With the Summer Internship placements round the corner and the Final placement hysteria a few months away, B-Schools are buzzing with the ‘expectations and anxiety’. Having been a part of the process as a candidate last year and as a recruiter now, I am sharing some tips on placement interviews.
While preparing for the technical bit of an interview is hygiene factor (hence not covered in this article), the other more important but about the art of storytelling is covered here.
When recruiters visit a campus, two of the most common forms of interviews conducted are Behavioural Event Interviews and Competency based interviews (Read up more on these). To put it in layman terms, the interviewer is trying to probe for a set of qualities or competencies in the responses. Accordingly, the best suited answers here are situations/events where they have been demonstrated. It also gives a window to your thought process.
Ex. ‘Tell me a situation when you ………’
Recruiters usually come across students who have comparable calibre (which is why they made it to the same B-School and received a shortlist by this company in this very slot). Storytelling not only projects an individual as interesting, but can act as the differentiator while picking the first amongst equals.
It’s a simple concept, instead of answering the questions and averring the qualities through an obvious monologue, wrap it up in a story. Keep the interviewer interested and hanging closely on every word and lead him on.
Ex. ‘How would you make the transition from IT to Corporate?’ Is a commonly asked question. The answers could be: ‘because I am open to Learning’, ‘I like Challenges’, ‘My mother once had a dream that I was sitting in a cabin’ and so on… A friend of mine gave the following answer (and bagged the offer)
‘When I was 16 I quit a career in Cricket after playing for the state, and started from scratch in Football. I found it enticing to relate my previous learnings to what I was exploring. When I found myself excelling at it, I tried my hand at Tennis, and was again fascinated by how my previous learnings facilitated an easier shift in a totally unrelated venture. Guess it’s the same in my transition from IT to Management’
Because he had prepared the answer for ‘What would you bring on the table from your IT Background’, he subtly led the interviewer to ask him that as the follow-up question.
Remember: The interviewer only has limited time because of the prevailing ‘War for Talent’ and Placement Committee coercing to release candidates for the next interviews. Hence, time spent wisely on desired questions makes it a lot easier.
THE STAR FRAMEWORK:
Model your stories on the STAR Format:
Situation: Context of the story.
Important to make it interesting and ‘of consequence’ to generate interest in rest of the story. Try and give both Micro and Macro perspectives
- ‘When I was in the second year of college, one of the TT players got injured right before the qualifier of the prestigious intercollege Tournament’
Task: What were the challenges and constraints faced and their significance.
- ‘With no replacement available, a team member less would mean disqualification of the entire contingent’
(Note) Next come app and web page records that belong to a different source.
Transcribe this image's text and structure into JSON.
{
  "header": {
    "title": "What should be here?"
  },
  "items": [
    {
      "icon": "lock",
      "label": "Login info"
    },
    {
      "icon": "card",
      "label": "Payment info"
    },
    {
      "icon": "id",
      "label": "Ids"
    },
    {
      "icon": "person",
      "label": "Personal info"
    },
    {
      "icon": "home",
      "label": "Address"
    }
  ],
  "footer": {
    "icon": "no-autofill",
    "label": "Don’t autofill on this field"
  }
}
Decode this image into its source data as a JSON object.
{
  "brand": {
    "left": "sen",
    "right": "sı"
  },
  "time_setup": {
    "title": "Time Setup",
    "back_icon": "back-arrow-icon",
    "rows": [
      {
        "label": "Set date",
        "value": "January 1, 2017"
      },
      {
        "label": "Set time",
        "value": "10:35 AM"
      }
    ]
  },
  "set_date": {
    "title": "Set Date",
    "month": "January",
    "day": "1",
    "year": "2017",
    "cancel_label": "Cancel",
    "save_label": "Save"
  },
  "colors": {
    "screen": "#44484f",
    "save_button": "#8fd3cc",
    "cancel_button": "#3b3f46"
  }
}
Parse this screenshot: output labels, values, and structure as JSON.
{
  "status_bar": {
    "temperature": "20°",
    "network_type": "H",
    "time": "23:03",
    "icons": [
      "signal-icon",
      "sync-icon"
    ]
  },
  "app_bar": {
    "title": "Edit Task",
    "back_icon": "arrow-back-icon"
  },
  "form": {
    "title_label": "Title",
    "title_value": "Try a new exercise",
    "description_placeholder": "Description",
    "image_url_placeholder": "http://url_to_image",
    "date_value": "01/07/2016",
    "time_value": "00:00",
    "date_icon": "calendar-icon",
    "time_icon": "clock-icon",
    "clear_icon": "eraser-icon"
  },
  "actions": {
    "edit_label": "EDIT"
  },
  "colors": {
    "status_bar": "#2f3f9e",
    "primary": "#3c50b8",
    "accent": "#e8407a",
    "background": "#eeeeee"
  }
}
Action: What did you do to overcome these?
This is where you highlight your qualities and competencies. Try not to state the qualities using obvious words, but let them be deciphered from the story.
Ex. Instead of saying you showed ‘Leadership skills’ just say you came forward and took the group along with you, which the interviewer would decipher as ‘Leadership’ and ‘Initiative seeking’
- ‘Although I had never played Table Tennis before, I came forward and volunteered as a substitute player to prevent the contingent from disqualification’
Result: The Happy ending to your story. Remember to keep the result as quantifiable as possible, and also show how its impact lasted in the long term.
- ‘With my first match being 2 days away, I tried to learn the game by practicing hard. The efforts paid reward and we qualified till the 3rd round. However, this ignited a fire of winning the tournament, and instilled a passion for the game in me. We practiced the entire year to eventually win the next 3 titles on a row.’
Remember: Keeping the story crisp shows ‘clarity of thought’ and the ability to express, while a verbose story is usually a turn off. Structuring the story is one of the most important factors towards successful storytelling.
So is how you can go about preparing for Storytelling?
- On an excel sheet create partitions like School-College-Work preferably or Childhood-Teenage-Youth or however you feel comfortable
- Write events and achievements under each event in a Chronological order and make an exhaustive list
- For each event prepare an interesting short story of around 4-5 Lines in the STAR Format. Assess the points and qualities that you are conveying through it.
- For each of these stories, think of possible interview situations where you can use it. For ex. As your strength, or as a challenge, hurdle etc.
- Mark 3-4 of these as your bailout points, these are generic points that can be used when stuck on a question.
- Though not easy, try linking these stories to each other as it will help in keeping the interview on track.
- Now prioritize some of these as your best answers
- Once you are done with your life events it is time for the most important piece of paper in your life, Your CV. Repeat the process with every single point in your CV. Even if it is scoring 84% in 10th board, have a story for it.
I now leave you to try some of these techniques, and my next article would cover a few more tips on preparing for Campus interviews.
Amit Sharma is a 2014 alumnus of the Tata Institute of Social Sciences Mumbai, currently working as a Corporate Management Trainee with Reliance Industries Limited. He was also the Admissions Committee member at TISS Mumbai